We need a government with the vision to make this happen — a vision that spreads across every cabinet department, from interior to agriculture to commerce to labor to treasury to transportation to state. Just as the struggles are integrated, so must the response be integrated in order for the gains to be integrated, too — in order for “the tools we use to combat climate change” to be “the same tools we can use to change the game for low-income Americans and people of color,” in the words of environmental justice activist Phaedra Ellis-Lamkins (92).
This is why one of Sanders’s biggest supposed liabilities — that he has no reliable allies in Congress — could become one of his biggest strengths: he can recruit a dream cabinet full of people who have always thought outside the box. The oldest candidate may turn out to be the one with the freshest ideas. Incidentally, this is also the most significant response to concerns about the senator’s health: if he dies even one hundred days into office, God forbid, he’ll have nominated a cabinet with a mandate to promote a bolder vision than any other candidate for the presidency has proposed so far. And to the complaint that even a Democratic congress — to say nothing of a Republican-controlled one — would pass any of Sanders’s legislation, a socialist-inspired cabinet could do a great deal on the executive level, and could support local and state-level Green New Deals through bureaucratic means.

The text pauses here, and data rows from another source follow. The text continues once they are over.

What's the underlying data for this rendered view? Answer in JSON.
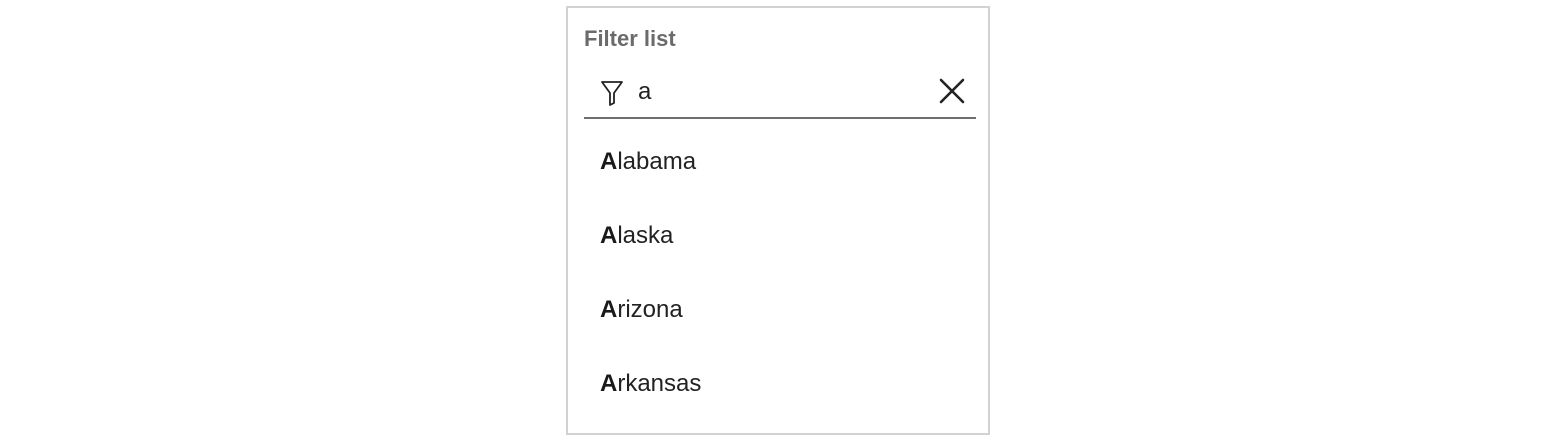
{
  "filter": {
    "label": "Filter list",
    "value": "a",
    "filter_icon": "filter-funnel-icon",
    "clear_icon": "close-icon"
  },
  "options": [
    {
      "match": "A",
      "rest": "labama"
    },
    {
      "match": "A",
      "rest": "laska"
    },
    {
      "match": "A",
      "rest": "rizona"
    },
    {
      "match": "A",
      "rest": "rkansas"
    }
  ]
}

But, as will be the refrain throughout all of this, we have to act quickly. It would be wonderful if the cities of the future could look like Stockholm, 74% of whose primary mode of transportation is walking (179). But this is far from guaranteed in the majority world. Sunita Narain, director general of the Centre for Science and Environment, remarked, “Much of India still takes the bus, walks or cycles — in many cities as much as 20 percent of the population bikes. We do this because we are poor. Now the challenge is to reinvent city planning so that we can do this as we become rich” (96).
This is, indeed, the challenge: to scale a sustainable socialism as the global population grows rather than to balloon an unsustainable consumerist delusion.
Read on for more.